[[ INPUT DATA, beginning ]]

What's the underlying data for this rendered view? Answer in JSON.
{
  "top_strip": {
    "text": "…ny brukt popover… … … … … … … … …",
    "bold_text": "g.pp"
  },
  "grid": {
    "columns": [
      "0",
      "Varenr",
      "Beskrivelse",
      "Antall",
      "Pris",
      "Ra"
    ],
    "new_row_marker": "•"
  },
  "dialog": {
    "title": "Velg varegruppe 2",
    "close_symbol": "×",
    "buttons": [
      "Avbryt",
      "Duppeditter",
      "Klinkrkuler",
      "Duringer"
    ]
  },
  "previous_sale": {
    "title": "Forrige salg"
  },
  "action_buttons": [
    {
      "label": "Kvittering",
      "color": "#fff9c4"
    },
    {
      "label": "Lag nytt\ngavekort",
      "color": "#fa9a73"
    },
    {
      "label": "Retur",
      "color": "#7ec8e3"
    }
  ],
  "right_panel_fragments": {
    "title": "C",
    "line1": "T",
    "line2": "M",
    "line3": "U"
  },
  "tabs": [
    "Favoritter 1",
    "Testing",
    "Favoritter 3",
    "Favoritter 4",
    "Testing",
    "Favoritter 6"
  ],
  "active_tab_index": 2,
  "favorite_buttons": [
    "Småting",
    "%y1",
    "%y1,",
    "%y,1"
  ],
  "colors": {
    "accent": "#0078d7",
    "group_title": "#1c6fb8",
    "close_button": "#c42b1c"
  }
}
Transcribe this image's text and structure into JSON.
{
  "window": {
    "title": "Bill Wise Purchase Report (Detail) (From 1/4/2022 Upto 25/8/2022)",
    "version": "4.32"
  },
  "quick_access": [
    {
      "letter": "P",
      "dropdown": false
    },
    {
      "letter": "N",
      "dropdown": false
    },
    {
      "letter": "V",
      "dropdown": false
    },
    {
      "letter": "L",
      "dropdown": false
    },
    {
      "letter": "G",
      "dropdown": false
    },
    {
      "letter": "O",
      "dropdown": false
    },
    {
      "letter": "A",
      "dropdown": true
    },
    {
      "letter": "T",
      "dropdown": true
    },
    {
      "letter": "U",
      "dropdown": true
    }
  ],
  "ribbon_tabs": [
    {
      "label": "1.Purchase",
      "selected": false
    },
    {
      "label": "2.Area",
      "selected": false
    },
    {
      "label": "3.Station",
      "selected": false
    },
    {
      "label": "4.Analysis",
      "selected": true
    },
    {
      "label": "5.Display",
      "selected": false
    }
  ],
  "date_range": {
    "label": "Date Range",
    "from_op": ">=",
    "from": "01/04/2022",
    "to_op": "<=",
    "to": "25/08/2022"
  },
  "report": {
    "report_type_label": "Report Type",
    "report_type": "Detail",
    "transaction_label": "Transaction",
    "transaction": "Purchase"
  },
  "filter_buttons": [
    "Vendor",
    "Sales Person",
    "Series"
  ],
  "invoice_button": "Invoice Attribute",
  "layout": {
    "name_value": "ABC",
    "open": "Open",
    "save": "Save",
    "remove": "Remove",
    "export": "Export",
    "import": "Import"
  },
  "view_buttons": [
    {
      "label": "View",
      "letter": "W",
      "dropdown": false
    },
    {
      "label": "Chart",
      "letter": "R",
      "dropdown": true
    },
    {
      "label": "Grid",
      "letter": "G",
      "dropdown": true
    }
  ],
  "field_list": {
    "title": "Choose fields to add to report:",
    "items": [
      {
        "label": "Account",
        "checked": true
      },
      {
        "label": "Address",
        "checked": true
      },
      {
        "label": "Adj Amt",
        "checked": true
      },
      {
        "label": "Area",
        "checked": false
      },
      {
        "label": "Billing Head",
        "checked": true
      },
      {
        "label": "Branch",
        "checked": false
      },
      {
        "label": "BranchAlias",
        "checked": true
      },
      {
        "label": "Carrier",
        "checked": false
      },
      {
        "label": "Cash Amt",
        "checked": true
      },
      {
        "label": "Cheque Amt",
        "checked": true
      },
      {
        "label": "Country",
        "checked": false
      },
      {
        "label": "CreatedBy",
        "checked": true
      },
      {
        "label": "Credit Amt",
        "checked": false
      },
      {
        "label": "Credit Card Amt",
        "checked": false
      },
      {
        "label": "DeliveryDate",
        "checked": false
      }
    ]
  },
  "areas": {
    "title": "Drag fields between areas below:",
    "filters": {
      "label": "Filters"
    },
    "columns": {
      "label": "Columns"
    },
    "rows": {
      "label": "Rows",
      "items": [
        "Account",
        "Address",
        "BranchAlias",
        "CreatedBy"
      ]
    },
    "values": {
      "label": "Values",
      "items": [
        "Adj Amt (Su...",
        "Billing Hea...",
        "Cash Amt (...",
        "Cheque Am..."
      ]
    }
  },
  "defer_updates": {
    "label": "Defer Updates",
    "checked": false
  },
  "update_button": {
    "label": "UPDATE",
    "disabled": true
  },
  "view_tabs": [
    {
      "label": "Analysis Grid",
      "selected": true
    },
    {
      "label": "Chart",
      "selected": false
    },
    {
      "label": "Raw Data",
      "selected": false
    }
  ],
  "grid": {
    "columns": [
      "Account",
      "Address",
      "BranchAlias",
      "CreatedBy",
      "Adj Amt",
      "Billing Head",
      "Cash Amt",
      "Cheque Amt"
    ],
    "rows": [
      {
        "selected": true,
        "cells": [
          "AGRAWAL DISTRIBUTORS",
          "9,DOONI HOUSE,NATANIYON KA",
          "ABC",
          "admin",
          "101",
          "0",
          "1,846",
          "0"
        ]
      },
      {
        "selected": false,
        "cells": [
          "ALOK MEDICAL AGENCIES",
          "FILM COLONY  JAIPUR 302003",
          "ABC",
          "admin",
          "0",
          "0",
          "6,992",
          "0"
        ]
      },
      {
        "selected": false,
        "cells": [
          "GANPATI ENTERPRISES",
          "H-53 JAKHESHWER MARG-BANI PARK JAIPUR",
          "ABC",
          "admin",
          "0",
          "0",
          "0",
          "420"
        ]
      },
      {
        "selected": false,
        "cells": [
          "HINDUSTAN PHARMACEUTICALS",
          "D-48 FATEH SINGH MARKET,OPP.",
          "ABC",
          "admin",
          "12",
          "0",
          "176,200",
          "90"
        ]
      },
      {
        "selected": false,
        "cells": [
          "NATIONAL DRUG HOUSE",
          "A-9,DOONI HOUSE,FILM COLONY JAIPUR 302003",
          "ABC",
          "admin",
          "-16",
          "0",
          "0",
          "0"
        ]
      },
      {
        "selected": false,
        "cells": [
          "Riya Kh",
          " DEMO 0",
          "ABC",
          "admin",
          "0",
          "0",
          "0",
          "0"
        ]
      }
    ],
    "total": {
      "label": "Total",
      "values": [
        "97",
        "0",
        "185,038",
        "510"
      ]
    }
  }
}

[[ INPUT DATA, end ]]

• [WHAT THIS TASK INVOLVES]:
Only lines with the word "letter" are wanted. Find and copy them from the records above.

• [RESULT OF THIS TASK]:
      "letter": "P",
      "letter": "N",
      "letter": "V",
      "letter": "L",
      "letter": "G",
      "letter": "O",
      "letter": "A",
      "letter": "T",
      "letter": "U",
      "letter": "W",
      "letter": "R",
      "letter": "G",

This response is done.